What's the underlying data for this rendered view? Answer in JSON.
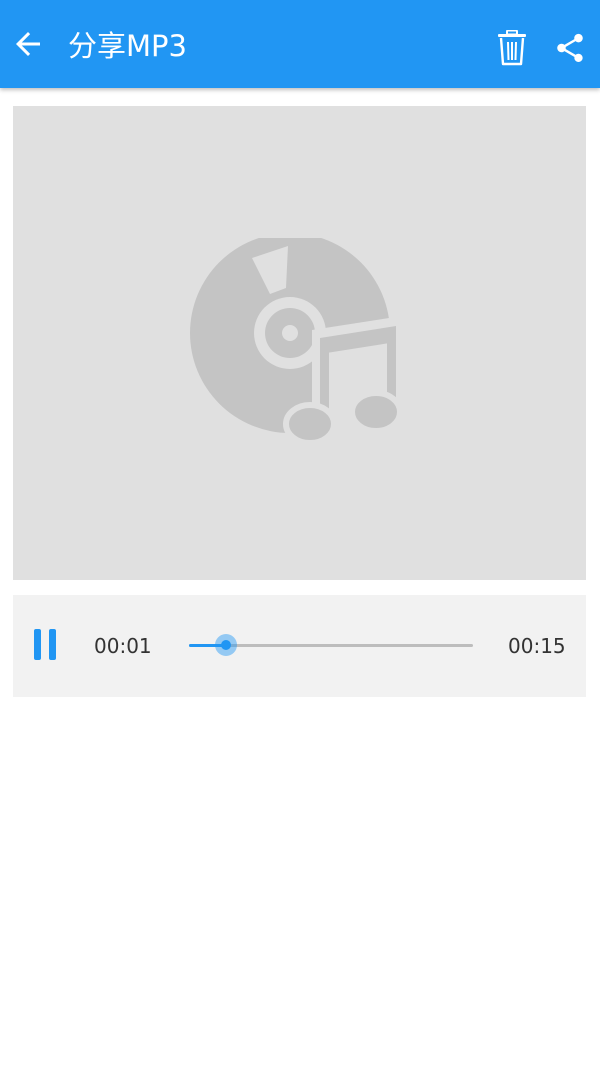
{
  "appbar": {
    "title": "分享MP3",
    "back_icon": "arrow-back-icon",
    "delete_icon": "trash-icon",
    "share_icon": "share-icon",
    "color": "#2196F3"
  },
  "artwork": {
    "icon": "music-disc-icon",
    "background": "#e0e0e0"
  },
  "player": {
    "state_icon": "pause-icon",
    "current_time": "00:01",
    "total_time": "00:15",
    "progress": 0.13
  }
}
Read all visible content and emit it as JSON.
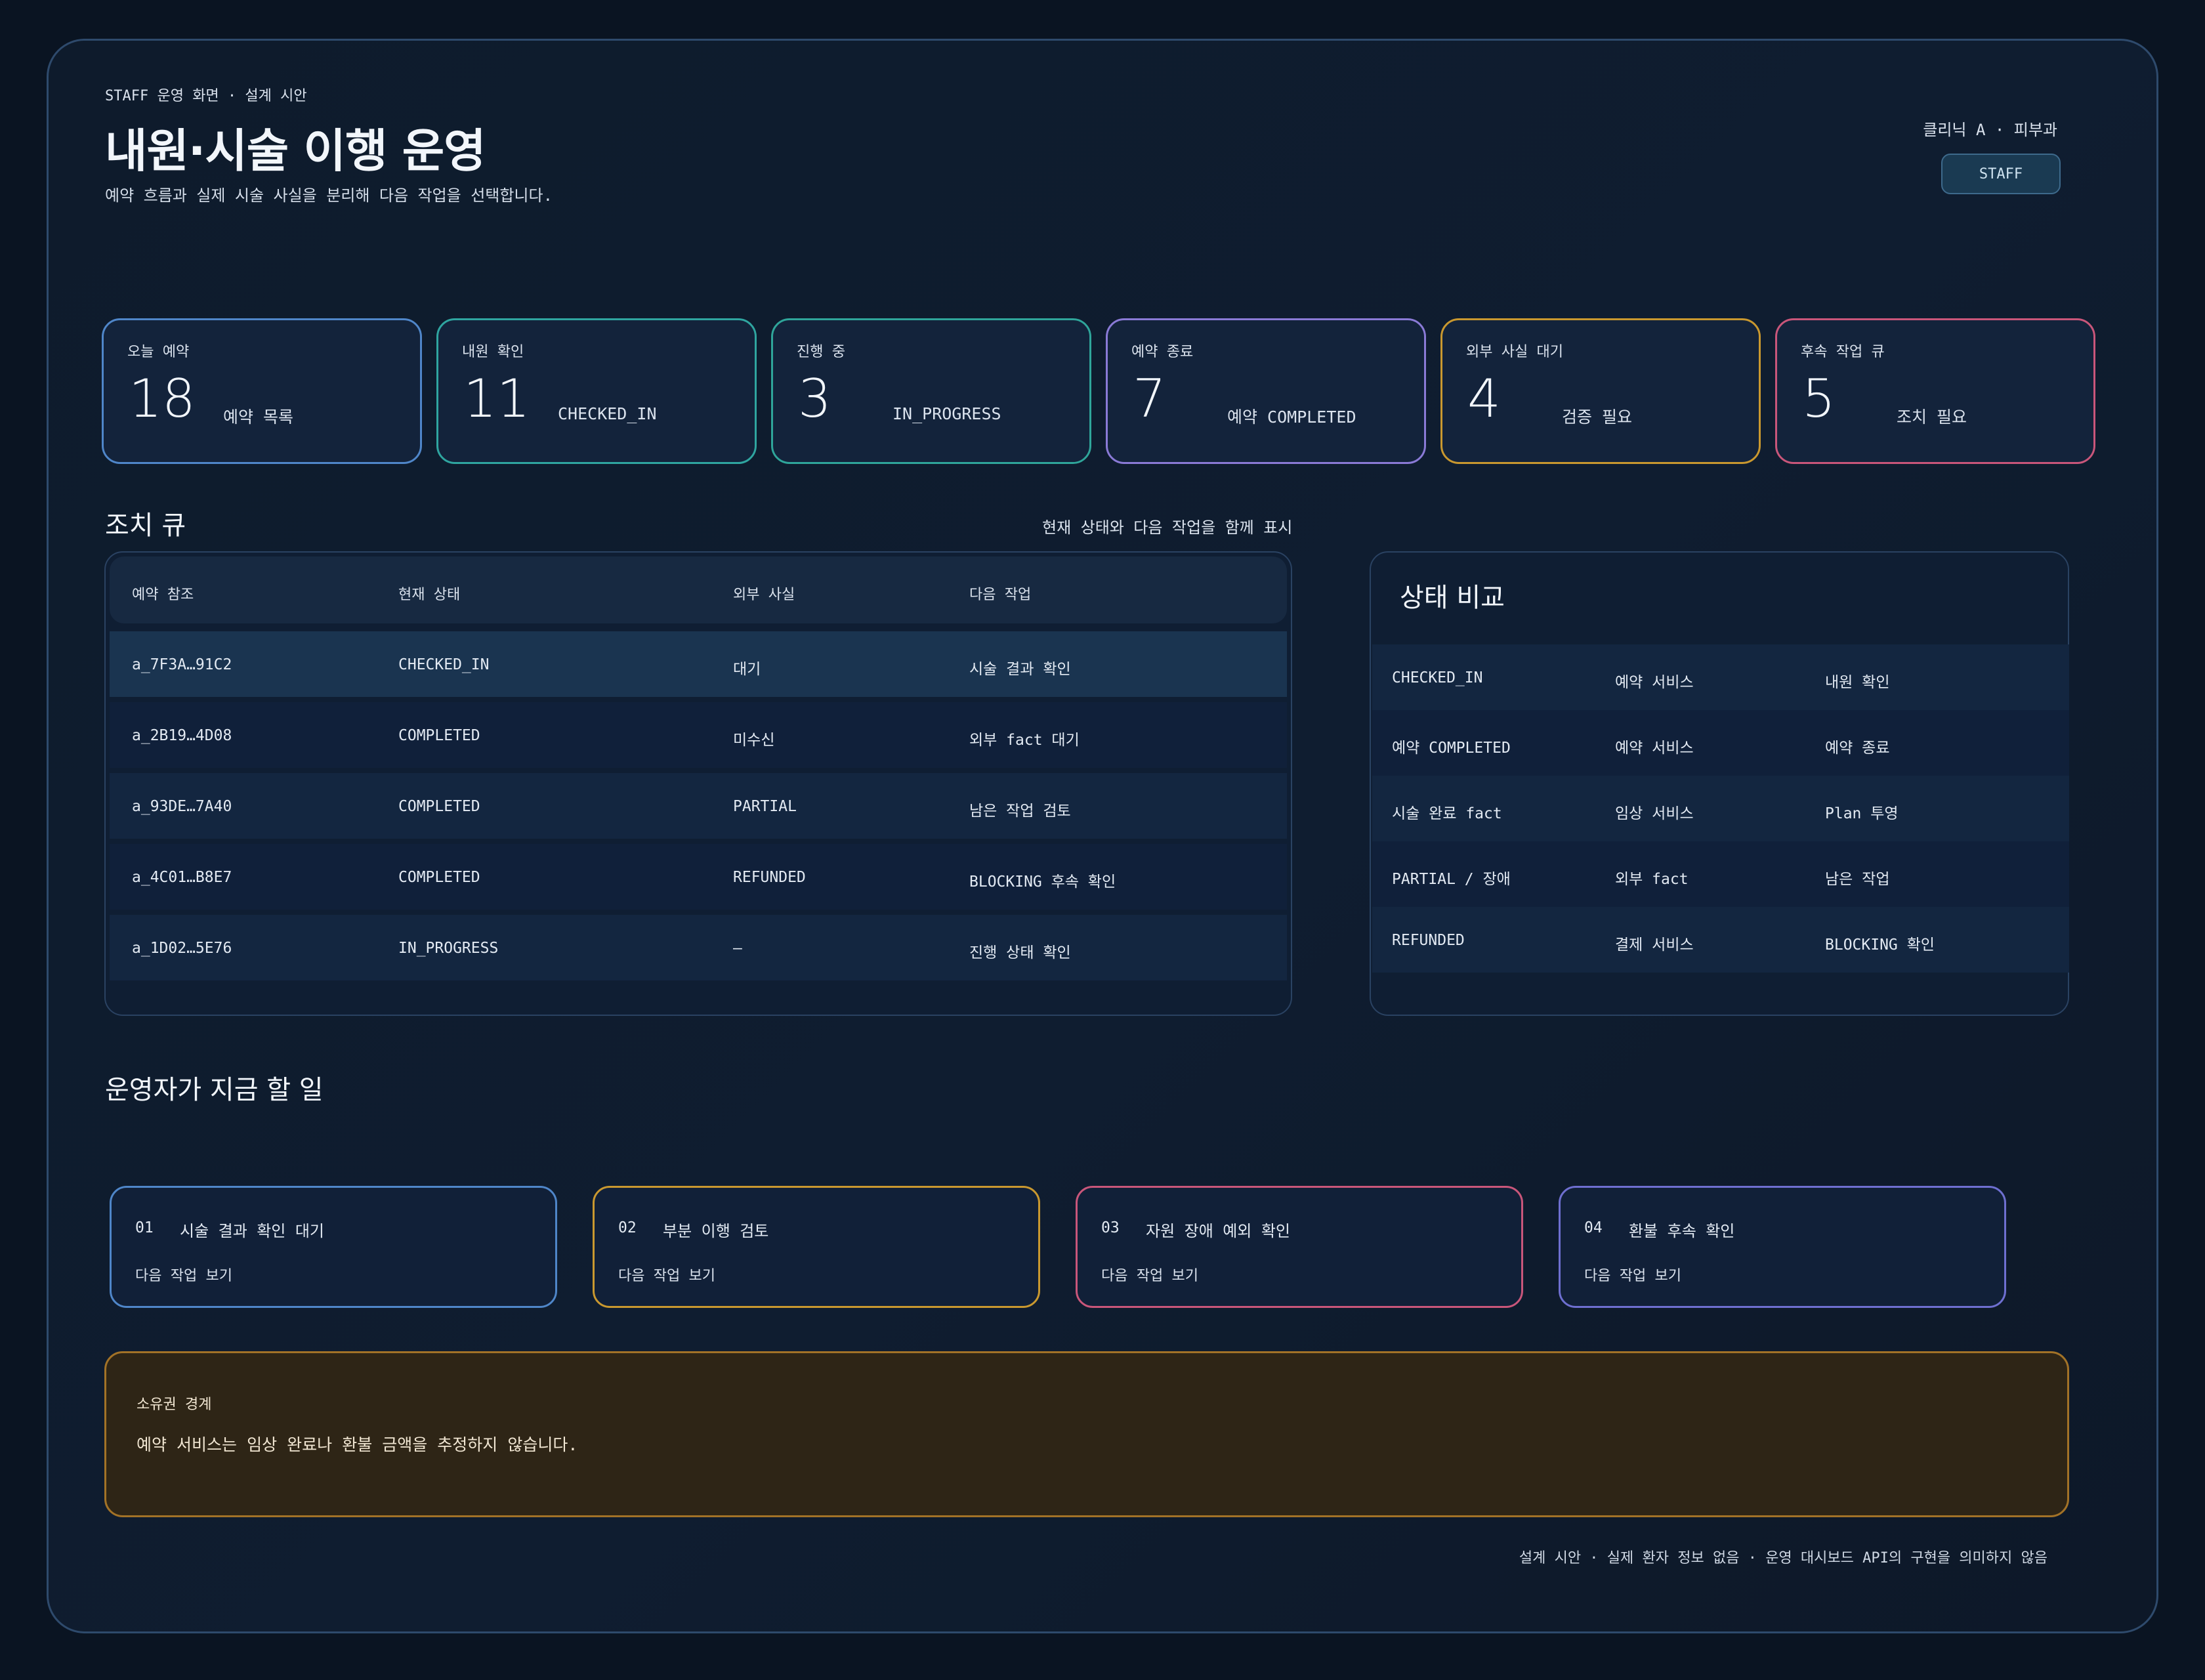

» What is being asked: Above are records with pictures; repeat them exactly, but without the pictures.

» Result for this task:
What's the underlying data for this rendered view? Answer in JSON.
{
  "appbar": {
    "title": "分享MP3",
    "back_icon": "arrow-back-icon",
    "delete_icon": "trash-icon",
    "share_icon": "share-icon",
    "color": "#2196F3"
  },
  "artwork": {
    "icon": "music-disc-icon",
    "background": "#e0e0e0"
  },
  "player": {
    "state_icon": "pause-icon",
    "current_time": "00:01",
    "total_time": "00:15",
    "progress": 0.13
  }
}
Read all visible content and emit it as JSON.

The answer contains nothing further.